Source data
+===+
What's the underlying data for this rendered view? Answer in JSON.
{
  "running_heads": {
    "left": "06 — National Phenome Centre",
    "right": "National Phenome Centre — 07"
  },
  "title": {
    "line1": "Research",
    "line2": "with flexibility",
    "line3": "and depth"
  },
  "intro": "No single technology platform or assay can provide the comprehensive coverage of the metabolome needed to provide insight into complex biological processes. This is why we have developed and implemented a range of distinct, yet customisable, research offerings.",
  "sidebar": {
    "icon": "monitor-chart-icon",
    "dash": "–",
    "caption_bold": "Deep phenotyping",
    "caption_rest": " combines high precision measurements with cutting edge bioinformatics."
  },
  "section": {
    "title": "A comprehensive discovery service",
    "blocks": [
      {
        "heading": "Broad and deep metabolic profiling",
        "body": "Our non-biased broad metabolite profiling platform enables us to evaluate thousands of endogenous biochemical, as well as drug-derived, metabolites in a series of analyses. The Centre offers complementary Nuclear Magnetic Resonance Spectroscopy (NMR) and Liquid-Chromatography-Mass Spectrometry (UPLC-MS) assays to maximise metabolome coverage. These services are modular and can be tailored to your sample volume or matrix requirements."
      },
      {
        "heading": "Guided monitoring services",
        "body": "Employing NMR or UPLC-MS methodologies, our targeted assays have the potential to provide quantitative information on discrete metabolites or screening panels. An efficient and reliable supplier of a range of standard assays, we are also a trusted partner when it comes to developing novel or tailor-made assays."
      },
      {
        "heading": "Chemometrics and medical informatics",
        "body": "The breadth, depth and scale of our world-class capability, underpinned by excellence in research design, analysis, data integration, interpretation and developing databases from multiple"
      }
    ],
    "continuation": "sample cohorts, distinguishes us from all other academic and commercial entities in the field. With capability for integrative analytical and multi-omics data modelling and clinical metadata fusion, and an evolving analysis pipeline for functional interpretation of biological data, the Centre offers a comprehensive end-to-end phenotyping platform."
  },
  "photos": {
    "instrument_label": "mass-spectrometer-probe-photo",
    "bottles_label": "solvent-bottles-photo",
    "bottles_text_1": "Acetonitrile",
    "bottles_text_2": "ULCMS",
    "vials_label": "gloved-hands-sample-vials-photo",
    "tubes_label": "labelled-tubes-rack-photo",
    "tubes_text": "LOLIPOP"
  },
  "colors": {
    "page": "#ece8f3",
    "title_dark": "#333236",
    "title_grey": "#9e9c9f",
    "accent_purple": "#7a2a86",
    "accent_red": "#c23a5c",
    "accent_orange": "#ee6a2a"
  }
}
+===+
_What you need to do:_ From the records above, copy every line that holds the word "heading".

_The answer:_
        "heading": "Broad and deep metabolic profiling",
        "heading": "Guided monitoring services",
        "heading": "Chemometrics and medical informatics",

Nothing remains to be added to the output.